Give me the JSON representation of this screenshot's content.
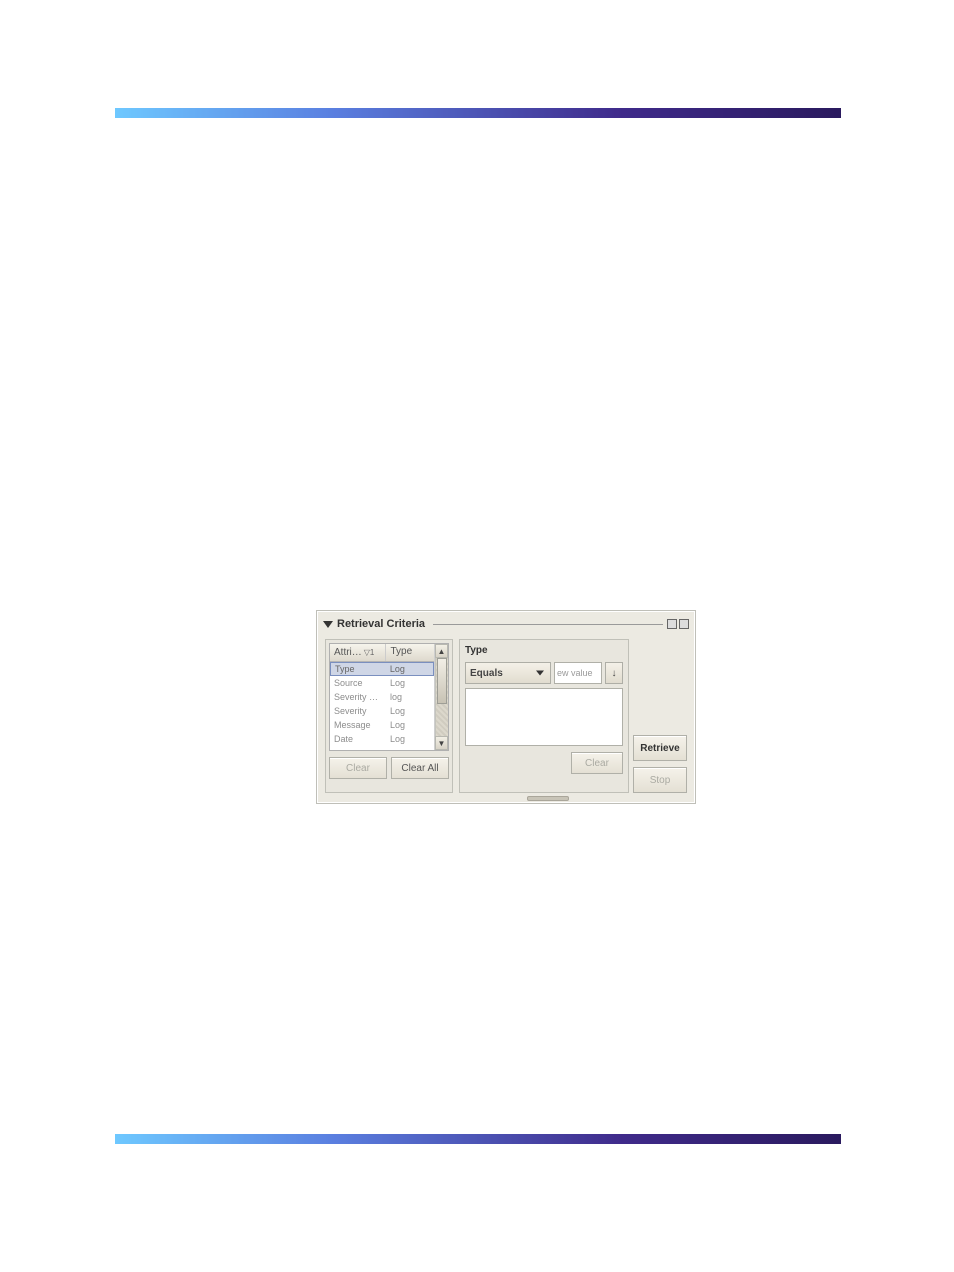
{
  "panel": {
    "title": "Retrieval Criteria"
  },
  "attr_table": {
    "head_a": "Attri…",
    "sort": "▽1",
    "head_b": "Type",
    "rows": [
      {
        "a": "Type",
        "b": "Log"
      },
      {
        "a": "Source",
        "b": "Log"
      },
      {
        "a": "Severity …",
        "b": "log"
      },
      {
        "a": "Severity",
        "b": "Log"
      },
      {
        "a": "Message",
        "b": "Log"
      },
      {
        "a": "Date",
        "b": "Log"
      }
    ]
  },
  "left_buttons": {
    "clear": "Clear",
    "clear_all": "Clear All"
  },
  "mid": {
    "title": "Type",
    "combo": "Equals",
    "value_placeholder": "ew value",
    "clear": "Clear"
  },
  "right_buttons": {
    "retrieve": "Retrieve",
    "stop": "Stop"
  }
}
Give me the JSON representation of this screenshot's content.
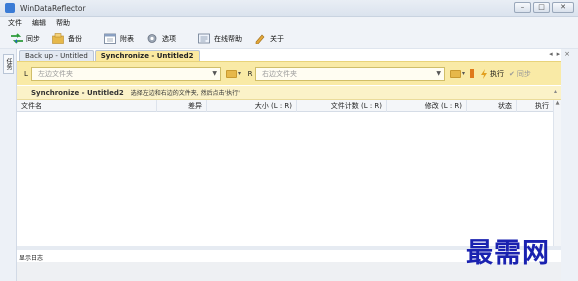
{
  "window": {
    "title": "WinDataReflector",
    "buttons": [
      "–",
      "□",
      "✕"
    ]
  },
  "menu": [
    {
      "label": "文件"
    },
    {
      "label": "编辑"
    },
    {
      "label": "帮助"
    }
  ],
  "toolbar": [
    {
      "label": "同步",
      "icon": "sync-arrows-icon"
    },
    {
      "label": "备份",
      "icon": "backup-icon"
    },
    {
      "label": "附表",
      "icon": "schedule-icon"
    },
    {
      "label": "选项",
      "icon": "gear-icon"
    },
    {
      "label": "在线帮助",
      "icon": "online-help-icon"
    },
    {
      "label": "关于",
      "icon": "about-icon"
    }
  ],
  "side_tab": {
    "label": "任务"
  },
  "tabs": [
    {
      "label": "Back up - Untitled",
      "active": false
    },
    {
      "label": "Synchronize - Untitled2",
      "active": true
    }
  ],
  "tab_nav": {
    "prev": "◂",
    "next": "▸",
    "close": "×"
  },
  "pathbar": {
    "left_letter": "L",
    "left_placeholder": "左边文件夹",
    "right_letter": "R",
    "right_placeholder": "右边文件夹",
    "execute_label": "执行",
    "sync_label": "同步"
  },
  "info": {
    "title": "Synchronize - Untitled2",
    "desc": "选择左边和右边的文件夹, 然后点击'执行'"
  },
  "table": {
    "columns": [
      "文件名",
      "差异",
      "大小 (L : R)",
      "文件计数 (L : R)",
      "修改 (L : R)",
      "状态",
      "执行"
    ]
  },
  "log": {
    "label": "显示日志"
  },
  "watermark": "最需网",
  "colors": {
    "accent_yellow": "#f9eaa6",
    "tab_active": "#fbe9a0",
    "watermark": "#1a22b0"
  }
}
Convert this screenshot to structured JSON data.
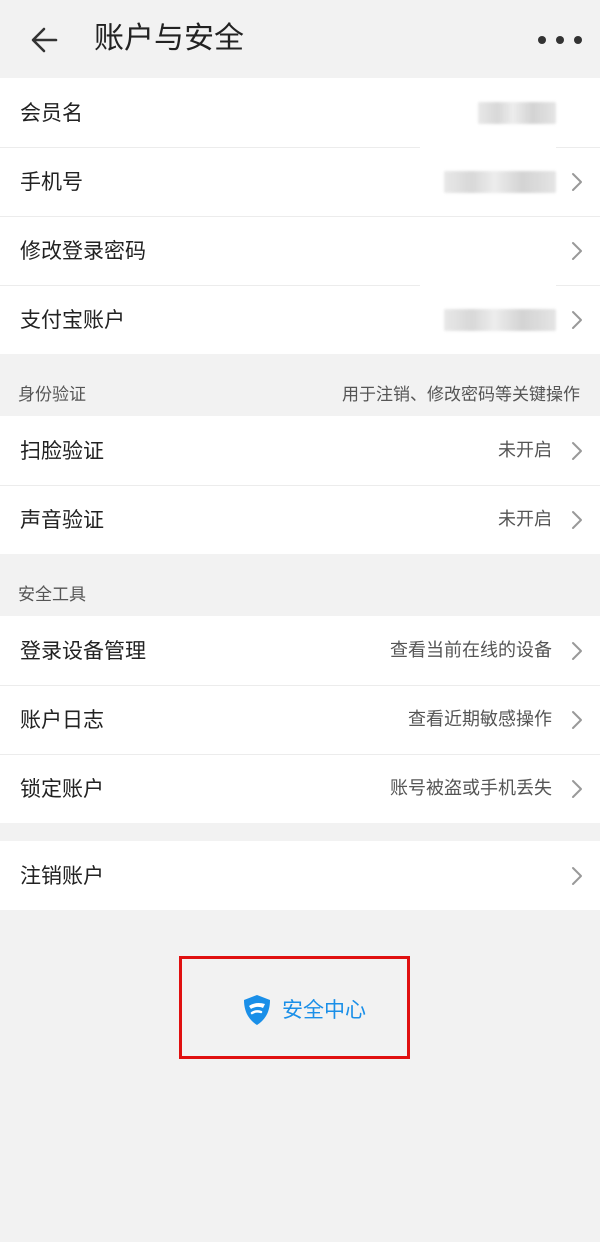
{
  "header": {
    "title": "账户与安全"
  },
  "account": {
    "items": [
      {
        "label": "会员名",
        "value": ""
      },
      {
        "label": "手机号",
        "value": ""
      },
      {
        "label": "修改登录密码",
        "value": ""
      },
      {
        "label": "支付宝账户",
        "value": ""
      }
    ]
  },
  "identity": {
    "header_left": "身份验证",
    "header_right": "用于注销、修改密码等关键操作",
    "items": [
      {
        "label": "扫脸验证",
        "value": "未开启"
      },
      {
        "label": "声音验证",
        "value": "未开启"
      }
    ]
  },
  "tools": {
    "header_left": "安全工具",
    "items": [
      {
        "label": "登录设备管理",
        "value": "查看当前在线的设备"
      },
      {
        "label": "账户日志",
        "value": "查看近期敏感操作"
      },
      {
        "label": "锁定账户",
        "value": "账号被盗或手机丢失"
      }
    ]
  },
  "cancel": {
    "label": "注销账户"
  },
  "security_center": {
    "label": "安全中心",
    "accent_color": "#1a8fe8",
    "highlight_color": "#e01010"
  },
  "icons": {
    "back": "back-arrow-icon",
    "more": "more-dots-icon",
    "chevron": "chevron-right-icon",
    "shield": "shield-icon"
  }
}
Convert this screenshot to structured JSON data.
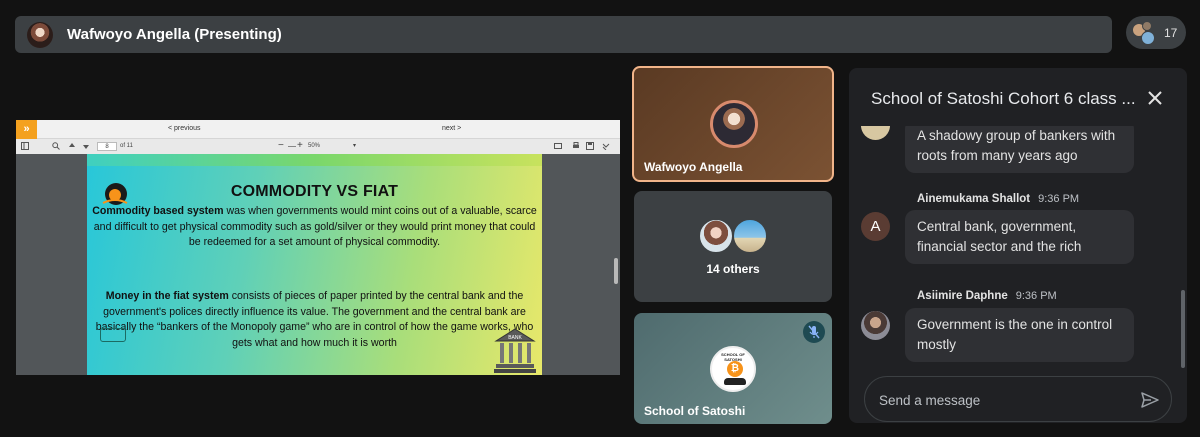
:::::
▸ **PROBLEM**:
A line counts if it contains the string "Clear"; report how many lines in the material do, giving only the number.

▸ **SOLUTION TO THE EXERCISE**:
3